With his love for Africa still in abundance, Berman, unable to fly back to the USA due to the travel restrictions, decided to work on another script, but this time the script wasn’t for another Hollywood movie. It was for people’s lives. The new script had his culinary school as the main character. He applied and obtained essential services permit for ICT to provide cooked meals for the most vulnerable. Another character in this script was Woolworths Food, the corporation that had been supplying its students with produce and training space, kitchen. In the new script, instead of training tomorrow’s chefs, the school jointly with Woolworths Food were to run community feeding schemes.
The feeding scheme started modestly by providing 1,000 meals a week.
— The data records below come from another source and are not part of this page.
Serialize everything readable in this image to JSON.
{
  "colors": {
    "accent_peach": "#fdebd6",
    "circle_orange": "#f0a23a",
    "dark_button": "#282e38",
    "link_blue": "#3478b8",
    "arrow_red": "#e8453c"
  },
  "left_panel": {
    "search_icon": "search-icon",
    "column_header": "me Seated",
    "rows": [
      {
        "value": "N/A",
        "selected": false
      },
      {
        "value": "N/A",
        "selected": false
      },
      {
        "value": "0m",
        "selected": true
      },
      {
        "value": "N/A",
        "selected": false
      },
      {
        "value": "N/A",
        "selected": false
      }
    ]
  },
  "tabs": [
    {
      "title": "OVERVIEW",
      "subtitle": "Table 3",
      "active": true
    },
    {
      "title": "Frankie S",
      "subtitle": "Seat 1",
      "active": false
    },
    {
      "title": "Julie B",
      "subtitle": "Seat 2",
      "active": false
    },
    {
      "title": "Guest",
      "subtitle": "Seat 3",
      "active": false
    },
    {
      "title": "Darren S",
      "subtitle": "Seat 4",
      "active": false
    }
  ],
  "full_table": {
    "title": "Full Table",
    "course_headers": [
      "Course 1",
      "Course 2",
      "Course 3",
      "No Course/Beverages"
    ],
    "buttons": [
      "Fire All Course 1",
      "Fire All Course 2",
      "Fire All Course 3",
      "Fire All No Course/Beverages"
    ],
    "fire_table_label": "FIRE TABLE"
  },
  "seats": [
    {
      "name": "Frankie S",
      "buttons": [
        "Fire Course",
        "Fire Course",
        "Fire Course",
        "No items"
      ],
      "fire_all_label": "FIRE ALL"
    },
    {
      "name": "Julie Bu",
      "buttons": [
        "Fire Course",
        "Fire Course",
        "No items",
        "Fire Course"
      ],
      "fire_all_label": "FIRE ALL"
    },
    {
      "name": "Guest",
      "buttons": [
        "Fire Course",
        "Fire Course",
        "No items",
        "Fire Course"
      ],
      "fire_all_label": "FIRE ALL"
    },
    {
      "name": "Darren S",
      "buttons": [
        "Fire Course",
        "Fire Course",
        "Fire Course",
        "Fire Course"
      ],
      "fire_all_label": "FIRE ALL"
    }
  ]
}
This scheme started in April 2020. Two months later with restrictions being relaxed, instead of stopping the scheme, the main characters had become addicted to feeding the communities around Cape Town and as Woolworths’ Diane Peterson put it to uSpiked, “Playing an active and meaningful role in addressing South Africa’s food security and hunger alleviation challenges has always been a key focus of the Woolworths Trust, and our CSI strategy. Alongside partnerships aimed at improving food systems, Woolworths sees food relief as a natural extension of their Foods offering."
Quoting Scott Parker, Woolworths Foods Product Development Manager, Peterson told us, “We are grateful to have the opportunity to partner with the ICT to feed thousands of vulnerable people here in Cape Town during this challenging time as the global pandemic has worsened food insecurity and too many South Africans are going hungry.”
This is an addiction neither party wants any rehabilitation for. But in this script, there have been other characters. To access the communities to be fed, the group enlisted the services of volunteers from Cape Town Together’s Community Action Networks. And the key individual here was a 27-year-old Mzikhona Mgedle of Langa Bicycle Hub. He organised women grouping in Langa township that led to the creation of Langa Community Action Network, but went further and availed his bicycle hub to see to the delivery of meals to beneficiaries of the feeding scheme in Langa.
The creation of Cape Town Together, a forum that brings people from different social and professional backgrounds together to counter the Pandemic is one such good thing that could be attributed to the Pandemic.